There is "sexual tension" being given off by two different lovers: Lady Bess Foster (Hayley Atwell of "Cassandra's Dream,") with The Duke and Charles Grey (Dominic Cooper) with The Duchess. We are supposed to care, and the whole film is built off of these very shallowly portrayed relationships. This is why the film ultimately fails to be as good as it can. Also, there is a lack of sufficient emotion. When Georgiana is raped by The Duke, the way the scene is done, she doesn't seem to care. This is towards the end, for sure. The film makes a definite nosedive after the first hour, so much that I couldn't believe the movie had gone that far. Saul Dibb seems to think that a movie can run on style, but like other filmmakers before him, he's wrong in so many ways. Just like this film is. C
Thursday, January 8, 2009

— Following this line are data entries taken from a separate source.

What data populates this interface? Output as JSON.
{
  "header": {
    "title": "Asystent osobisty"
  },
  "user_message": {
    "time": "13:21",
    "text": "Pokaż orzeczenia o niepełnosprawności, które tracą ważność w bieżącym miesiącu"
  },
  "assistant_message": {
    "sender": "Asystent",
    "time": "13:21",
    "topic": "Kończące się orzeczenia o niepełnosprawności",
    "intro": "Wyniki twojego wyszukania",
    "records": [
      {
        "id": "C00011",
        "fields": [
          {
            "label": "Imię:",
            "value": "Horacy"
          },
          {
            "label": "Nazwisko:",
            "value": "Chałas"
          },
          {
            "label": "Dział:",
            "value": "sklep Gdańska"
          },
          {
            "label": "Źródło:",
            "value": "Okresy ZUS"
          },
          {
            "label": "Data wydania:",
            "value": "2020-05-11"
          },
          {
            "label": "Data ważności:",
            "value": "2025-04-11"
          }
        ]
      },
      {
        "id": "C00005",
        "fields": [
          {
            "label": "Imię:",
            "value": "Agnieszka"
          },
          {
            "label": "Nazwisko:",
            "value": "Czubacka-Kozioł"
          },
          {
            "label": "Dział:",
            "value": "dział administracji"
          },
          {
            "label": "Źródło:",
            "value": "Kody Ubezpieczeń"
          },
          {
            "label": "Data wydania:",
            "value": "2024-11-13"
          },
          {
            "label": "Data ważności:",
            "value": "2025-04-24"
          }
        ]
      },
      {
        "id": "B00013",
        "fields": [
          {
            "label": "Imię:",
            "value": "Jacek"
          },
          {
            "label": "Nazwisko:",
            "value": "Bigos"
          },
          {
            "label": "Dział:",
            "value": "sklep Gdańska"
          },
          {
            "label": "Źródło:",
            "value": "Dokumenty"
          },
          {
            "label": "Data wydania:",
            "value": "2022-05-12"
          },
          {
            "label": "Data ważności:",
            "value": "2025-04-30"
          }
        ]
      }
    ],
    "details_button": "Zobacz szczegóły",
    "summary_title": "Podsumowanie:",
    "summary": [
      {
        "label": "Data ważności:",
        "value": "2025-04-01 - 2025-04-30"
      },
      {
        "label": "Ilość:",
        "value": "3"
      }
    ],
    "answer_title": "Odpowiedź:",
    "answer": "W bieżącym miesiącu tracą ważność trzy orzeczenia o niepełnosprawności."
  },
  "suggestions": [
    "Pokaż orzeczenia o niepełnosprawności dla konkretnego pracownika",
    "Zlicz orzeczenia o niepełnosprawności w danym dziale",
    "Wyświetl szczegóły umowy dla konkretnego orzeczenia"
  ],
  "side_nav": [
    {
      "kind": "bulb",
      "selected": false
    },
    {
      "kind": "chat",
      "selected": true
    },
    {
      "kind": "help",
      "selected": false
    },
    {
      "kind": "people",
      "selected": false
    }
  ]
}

I'll admit, "The Duchess," has fantastic costumes, ones that will surely be nominated for Academy Awards and might win. That's what this movie is: a vehicle for gowns, hairdos, and 18th century aristocratic life. The term we use is "costume picture." "The Duchess" really is all about its fashion: it has really no point other than for the ladies of England to walk around, showing off their dresses. The film has two great leads, Keira Knightley and Ralph Fiennes, and neither are really employed to any good use here. Knightley plays The Duchess of Devonshire, known informally as Georgiana. Fiennes is merely a presence as The Duke of Devonshire, a man who gets his way, just like all men in the 1700's. Georgiana is summoned to give The Duke an heir, and she is not extremely successful, and as she tries, the relationship thins to a crisp.